The proposed arrangements prioritise the return of continuing students, including those who need to complete practical or on-site components of their course to progress their studies or to graduate.

“This interim authorisation allows South Australian education providers to commence working together to bring international students back to Australia, similar to the authorisation provided to NSW and ACT universities,” ACCC Commissioner Stephen Ridgeway said.

The South Australian Government is cooperating with the Australian Government on an arrival plan that currently requires international students to undertake 14 days quarantine at an approved quarantine centre. The ACCC’s interim authorisation allows the participating education providers to collectively decide on the allocation of flights and quarantine facility spots. Each education provider can then decide which overseas students are offered the opportunity to return first.

“Nothing in the ACCC’s decision affects the Australian Government or State Government rules in relation to quarantine, capacity limits or funding,” Mr Ridgeway said.

“The interim authorisation simply provides an exemption from competition law for the participating South Australian education providers to work together to bring back international students in time for the 2022 academic year.”

The participating South Australian education providers will be able to collaborate on the appointment of agents to organise travel and quarantine arrangements for returning students. The students and the education providers will be responsible for the cost of travel arrangements and quarantine.

“The use of shared agents to handle international arrivals and for quarantine arrangements will make the process simpler and easier for the participating education providers, students and government agencies,” Mr Ridgeway said.

“South Australian education providers may choose whether they want to participate in the arrangements. Further, international students can independently seek a travel exemption from the Australian Government and make their own travel arrangements if they wish.”

More information, including the ACCC’s Interim Authorisation Decision, is available at: The University of Adelaide & Ors.


Participating education providers are likely to include:

  • The University of Adelaide
  • Flinders University
  • University of South Australia
  • The University of Adelaide College
  • Torrens University
  • Kaplan Business School
  • Flight Training Adelaide

Other education providers that have campuses in South Australia are also able to participate in the arrangements.

The Australian Government has developed protocols that outline the steps for states and territories and education institutions to prepare for international student arrivals, including current requirements for students to quarantine for 14 days.

The University of Adelaide, Flinders University and the University of South Australia seek authorisation for education providers to collaborate until the end of December 2022.
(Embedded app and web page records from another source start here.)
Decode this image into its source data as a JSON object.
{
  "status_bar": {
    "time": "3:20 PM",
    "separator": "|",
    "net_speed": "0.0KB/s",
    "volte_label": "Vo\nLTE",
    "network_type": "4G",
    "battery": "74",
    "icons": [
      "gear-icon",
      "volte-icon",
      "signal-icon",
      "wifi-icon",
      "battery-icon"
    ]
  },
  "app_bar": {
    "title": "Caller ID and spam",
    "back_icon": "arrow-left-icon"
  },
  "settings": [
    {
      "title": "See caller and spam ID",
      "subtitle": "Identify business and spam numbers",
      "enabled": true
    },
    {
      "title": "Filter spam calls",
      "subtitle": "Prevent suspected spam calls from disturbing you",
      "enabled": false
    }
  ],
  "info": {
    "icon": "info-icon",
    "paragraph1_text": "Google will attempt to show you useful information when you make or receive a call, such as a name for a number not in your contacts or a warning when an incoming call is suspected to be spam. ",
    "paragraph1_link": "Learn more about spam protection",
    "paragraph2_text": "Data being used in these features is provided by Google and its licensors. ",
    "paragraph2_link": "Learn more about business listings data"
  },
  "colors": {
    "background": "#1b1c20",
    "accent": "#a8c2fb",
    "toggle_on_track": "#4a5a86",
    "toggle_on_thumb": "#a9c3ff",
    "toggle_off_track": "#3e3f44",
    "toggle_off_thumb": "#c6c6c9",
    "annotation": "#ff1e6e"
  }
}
The ACCC is accepting submissions on the application for authorisation by 10 November 2021 and will issue its draft determination, and invite further submissions, in December 2021. A draft determination states whether the ACCC proposes to grant or dismiss the application for authorisation, whether the proposed grant of authorisation is subject to conditions, and the reasons for the ACCC’s proposed decision.

Notes to editors

ACCC authorisation provides statutory protection from court action for conduct that might otherwise raise concerns under the competition provisions of the Competition and Consumer Act (CCA).

The CCA allows the ACCC to grant interim authorisation when it considers it is appropriate. This allows the parties to engage in the proposed conduct while the ACCC is considering the merits of the substantive application.

The ACCC may review a decision on interim authorisation at any time, including in response to feedback raised following interim authorisation.

Broadly, the ACCC may grant an authorisation when it is satisfied that the likely public benefit from the conduct outweighs any likely public detriment.